+++ INPUT FOR THIS TASK
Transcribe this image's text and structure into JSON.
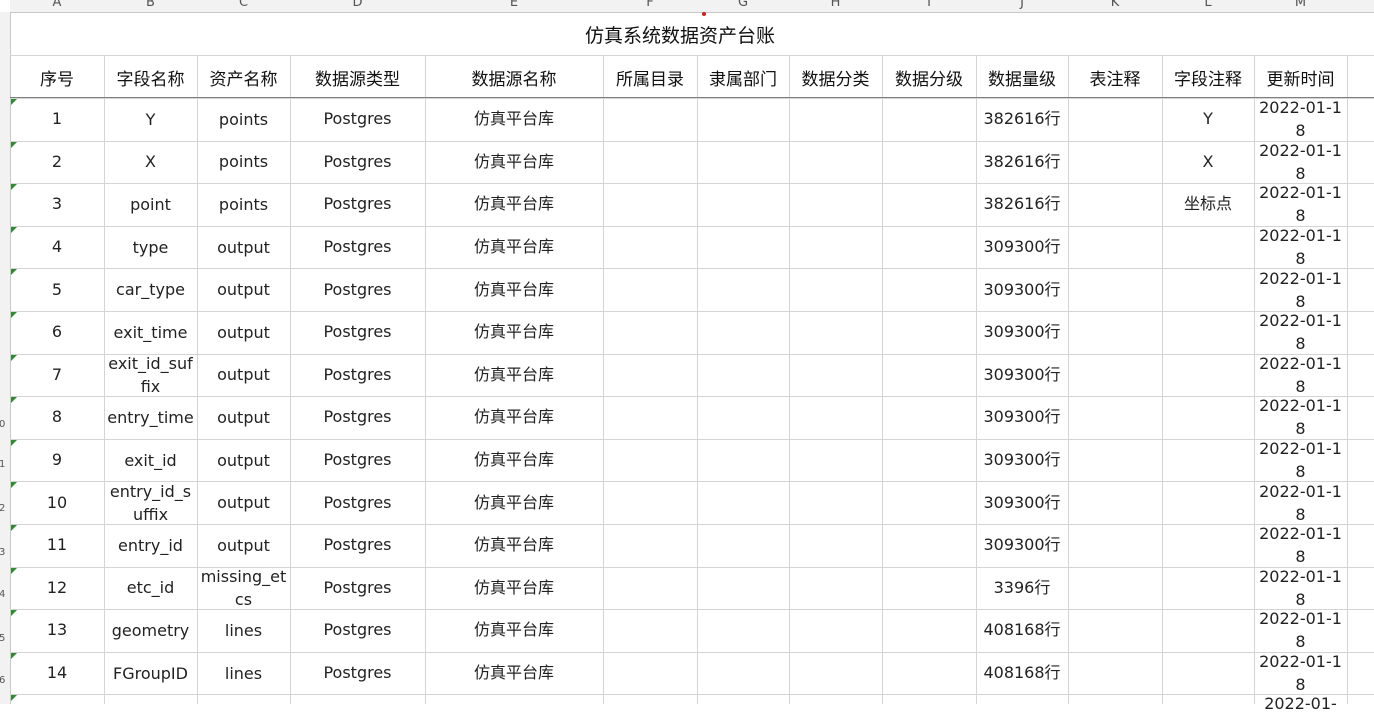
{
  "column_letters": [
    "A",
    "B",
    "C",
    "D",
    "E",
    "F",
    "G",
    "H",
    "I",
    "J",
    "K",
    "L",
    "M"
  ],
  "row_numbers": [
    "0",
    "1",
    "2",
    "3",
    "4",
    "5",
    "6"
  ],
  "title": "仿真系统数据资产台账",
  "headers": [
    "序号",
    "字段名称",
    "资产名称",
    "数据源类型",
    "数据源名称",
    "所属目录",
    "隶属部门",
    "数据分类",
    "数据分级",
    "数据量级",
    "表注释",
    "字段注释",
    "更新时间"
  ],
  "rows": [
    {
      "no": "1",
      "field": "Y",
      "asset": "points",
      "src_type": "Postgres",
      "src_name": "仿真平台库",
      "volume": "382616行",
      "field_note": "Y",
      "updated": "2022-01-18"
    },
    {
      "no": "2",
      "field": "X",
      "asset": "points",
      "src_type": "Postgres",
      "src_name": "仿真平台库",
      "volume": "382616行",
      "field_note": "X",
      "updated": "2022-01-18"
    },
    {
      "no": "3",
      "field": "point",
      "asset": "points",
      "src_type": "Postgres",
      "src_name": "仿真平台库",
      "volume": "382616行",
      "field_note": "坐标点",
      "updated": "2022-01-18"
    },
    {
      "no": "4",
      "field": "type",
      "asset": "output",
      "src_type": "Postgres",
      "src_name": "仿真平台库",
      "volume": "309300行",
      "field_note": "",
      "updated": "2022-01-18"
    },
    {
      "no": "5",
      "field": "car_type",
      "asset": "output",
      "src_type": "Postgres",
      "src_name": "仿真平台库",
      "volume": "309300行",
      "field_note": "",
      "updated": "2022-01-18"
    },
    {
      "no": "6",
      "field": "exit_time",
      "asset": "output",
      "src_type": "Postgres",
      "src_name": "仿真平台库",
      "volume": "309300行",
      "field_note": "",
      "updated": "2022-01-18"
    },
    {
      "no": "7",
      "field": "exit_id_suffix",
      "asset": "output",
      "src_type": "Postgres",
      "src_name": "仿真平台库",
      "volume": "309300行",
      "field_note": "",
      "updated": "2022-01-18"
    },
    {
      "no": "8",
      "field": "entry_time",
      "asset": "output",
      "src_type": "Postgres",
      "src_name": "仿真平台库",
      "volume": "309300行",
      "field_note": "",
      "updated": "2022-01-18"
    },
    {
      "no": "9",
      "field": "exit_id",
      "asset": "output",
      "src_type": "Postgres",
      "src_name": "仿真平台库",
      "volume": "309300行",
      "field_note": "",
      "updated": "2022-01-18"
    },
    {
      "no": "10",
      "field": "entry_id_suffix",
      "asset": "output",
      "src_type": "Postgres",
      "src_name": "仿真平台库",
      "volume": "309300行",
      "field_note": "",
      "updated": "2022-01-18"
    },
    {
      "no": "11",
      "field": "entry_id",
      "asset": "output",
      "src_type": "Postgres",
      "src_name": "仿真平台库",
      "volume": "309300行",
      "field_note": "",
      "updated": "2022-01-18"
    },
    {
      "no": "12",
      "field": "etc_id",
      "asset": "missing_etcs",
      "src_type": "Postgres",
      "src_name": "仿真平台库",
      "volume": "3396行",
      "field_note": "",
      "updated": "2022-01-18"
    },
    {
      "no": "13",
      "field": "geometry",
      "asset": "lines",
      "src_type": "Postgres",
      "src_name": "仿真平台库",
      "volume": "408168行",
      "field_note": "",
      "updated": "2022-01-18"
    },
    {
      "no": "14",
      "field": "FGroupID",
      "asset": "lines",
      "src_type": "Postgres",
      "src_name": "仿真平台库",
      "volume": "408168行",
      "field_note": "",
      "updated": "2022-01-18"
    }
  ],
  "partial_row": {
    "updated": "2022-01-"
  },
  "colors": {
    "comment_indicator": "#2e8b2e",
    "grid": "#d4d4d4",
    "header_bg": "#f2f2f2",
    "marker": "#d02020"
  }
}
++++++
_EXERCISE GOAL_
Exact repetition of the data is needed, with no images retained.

_RESPONSE AREA_
Transcribe this image's text and structure into JSON.
{
  "column_letters": [
    "A",
    "B",
    "C",
    "D",
    "E",
    "F",
    "G",
    "H",
    "I",
    "J",
    "K",
    "L",
    "M"
  ],
  "row_numbers": [
    "0",
    "1",
    "2",
    "3",
    "4",
    "5",
    "6"
  ],
  "title": "仿真系统数据资产台账",
  "headers": [
    "序号",
    "字段名称",
    "资产名称",
    "数据源类型",
    "数据源名称",
    "所属目录",
    "隶属部门",
    "数据分类",
    "数据分级",
    "数据量级",
    "表注释",
    "字段注释",
    "更新时间"
  ],
  "rows": [
    {
      "no": "1",
      "field": "Y",
      "asset": "points",
      "src_type": "Postgres",
      "src_name": "仿真平台库",
      "volume": "382616行",
      "field_note": "Y",
      "updated": "2022-01-18"
    },
    {
      "no": "2",
      "field": "X",
      "asset": "points",
      "src_type": "Postgres",
      "src_name": "仿真平台库",
      "volume": "382616行",
      "field_note": "X",
      "updated": "2022-01-18"
    },
    {
      "no": "3",
      "field": "point",
      "asset": "points",
      "src_type": "Postgres",
      "src_name": "仿真平台库",
      "volume": "382616行",
      "field_note": "坐标点",
      "updated": "2022-01-18"
    },
    {
      "no": "4",
      "field": "type",
      "asset": "output",
      "src_type": "Postgres",
      "src_name": "仿真平台库",
      "volume": "309300行",
      "field_note": "",
      "updated": "2022-01-18"
    },
    {
      "no": "5",
      "field": "car_type",
      "asset": "output",
      "src_type": "Postgres",
      "src_name": "仿真平台库",
      "volume": "309300行",
      "field_note": "",
      "updated": "2022-01-18"
    },
    {
      "no": "6",
      "field": "exit_time",
      "asset": "output",
      "src_type": "Postgres",
      "src_name": "仿真平台库",
      "volume": "309300行",
      "field_note": "",
      "updated": "2022-01-18"
    },
    {
      "no": "7",
      "field": "exit_id_suffix",
      "asset": "output",
      "src_type": "Postgres",
      "src_name": "仿真平台库",
      "volume": "309300行",
      "field_note": "",
      "updated": "2022-01-18"
    },
    {
      "no": "8",
      "field": "entry_time",
      "asset": "output",
      "src_type": "Postgres",
      "src_name": "仿真平台库",
      "volume": "309300行",
      "field_note": "",
      "updated": "2022-01-18"
    },
    {
      "no": "9",
      "field": "exit_id",
      "asset": "output",
      "src_type": "Postgres",
      "src_name": "仿真平台库",
      "volume": "309300行",
      "field_note": "",
      "updated": "2022-01-18"
    },
    {
      "no": "10",
      "field": "entry_id_suffix",
      "asset": "output",
      "src_type": "Postgres",
      "src_name": "仿真平台库",
      "volume": "309300行",
      "field_note": "",
      "updated": "2022-01-18"
    },
    {
      "no": "11",
      "field": "entry_id",
      "asset": "output",
      "src_type": "Postgres",
      "src_name": "仿真平台库",
      "volume": "309300行",
      "field_note": "",
      "updated": "2022-01-18"
    },
    {
      "no": "12",
      "field": "etc_id",
      "asset": "missing_etcs",
      "src_type": "Postgres",
      "src_name": "仿真平台库",
      "volume": "3396行",
      "field_note": "",
      "updated": "2022-01-18"
    },
    {
      "no": "13",
      "field": "geometry",
      "asset": "lines",
      "src_type": "Postgres",
      "src_name": "仿真平台库",
      "volume": "408168行",
      "field_note": "",
      "updated": "2022-01-18"
    },
    {
      "no": "14",
      "field": "FGroupID",
      "asset": "lines",
      "src_type": "Postgres",
      "src_name": "仿真平台库",
      "volume": "408168行",
      "field_note": "",
      "updated": "2022-01-18"
    }
  ],
  "partial_row": {
    "updated": "2022-01-"
  },
  "colors": {
    "comment_indicator": "#2e8b2e",
    "grid": "#d4d4d4",
    "header_bg": "#f2f2f2",
    "marker": "#d02020"
  }
}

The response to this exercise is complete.